--- Supplied material ---

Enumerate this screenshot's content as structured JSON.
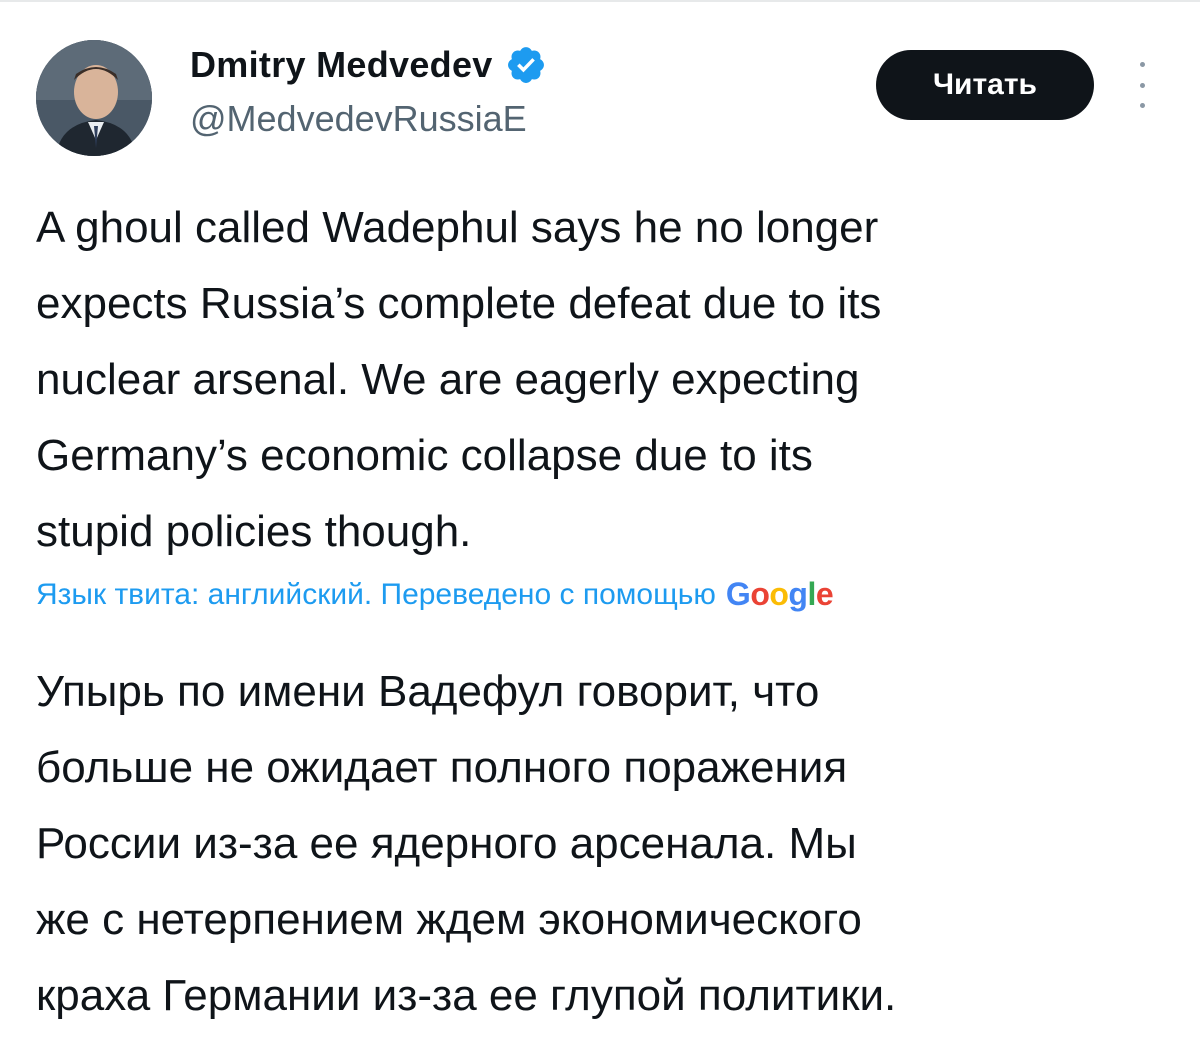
{
  "author": {
    "display_name": "Dmitry Medvedev",
    "handle": "@MedvedevRussiaE",
    "verified": true
  },
  "follow_button": {
    "label": "Читать"
  },
  "tweet": {
    "lines": [
      "A ghoul called Wadephul says he no longer",
      "expects Russia’s complete defeat due to its",
      "nuclear arsenal. We are eagerly expecting",
      "Germany’s economic collapse due to its",
      "stupid policies though."
    ]
  },
  "translation": {
    "note": "Язык твита: английский. Переведено с помощью",
    "provider_logo": "Google",
    "lines": [
      "Упырь по имени Вадефул говорит, что",
      "больше не ожидает полного поражения",
      "России из-за ее ядерного арсенала. Мы",
      "же с нетерпением ждем экономического",
      "краха Германии из-за ее глупой политики."
    ]
  },
  "icons": {
    "verified": "verified-badge-icon",
    "more": "more-options-icon"
  },
  "colors": {
    "text": "#0f1419",
    "secondary_text": "#536471",
    "link": "#1d9bf0",
    "verified_badge": "#1d9bf0",
    "button_bg": "#0f1419",
    "button_text": "#ffffff"
  }
}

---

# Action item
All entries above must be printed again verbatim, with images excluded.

# Response area
Enumerate this screenshot's content as structured JSON.
{
  "author": {
    "display_name": "Dmitry Medvedev",
    "handle": "@MedvedevRussiaE",
    "verified": true
  },
  "follow_button": {
    "label": "Читать"
  },
  "tweet": {
    "lines": [
      "A ghoul called Wadephul says he no longer",
      "expects Russia’s complete defeat due to its",
      "nuclear arsenal. We are eagerly expecting",
      "Germany’s economic collapse due to its",
      "stupid policies though."
    ]
  },
  "translation": {
    "note": "Язык твита: английский. Переведено с помощью",
    "provider_logo": "Google",
    "lines": [
      "Упырь по имени Вадефул говорит, что",
      "больше не ожидает полного поражения",
      "России из-за ее ядерного арсенала. Мы",
      "же с нетерпением ждем экономического",
      "краха Германии из-за ее глупой политики."
    ]
  },
  "icons": {
    "verified": "verified-badge-icon",
    "more": "more-options-icon"
  },
  "colors": {
    "text": "#0f1419",
    "secondary_text": "#536471",
    "link": "#1d9bf0",
    "verified_badge": "#1d9bf0",
    "button_bg": "#0f1419",
    "button_text": "#ffffff"
  }
}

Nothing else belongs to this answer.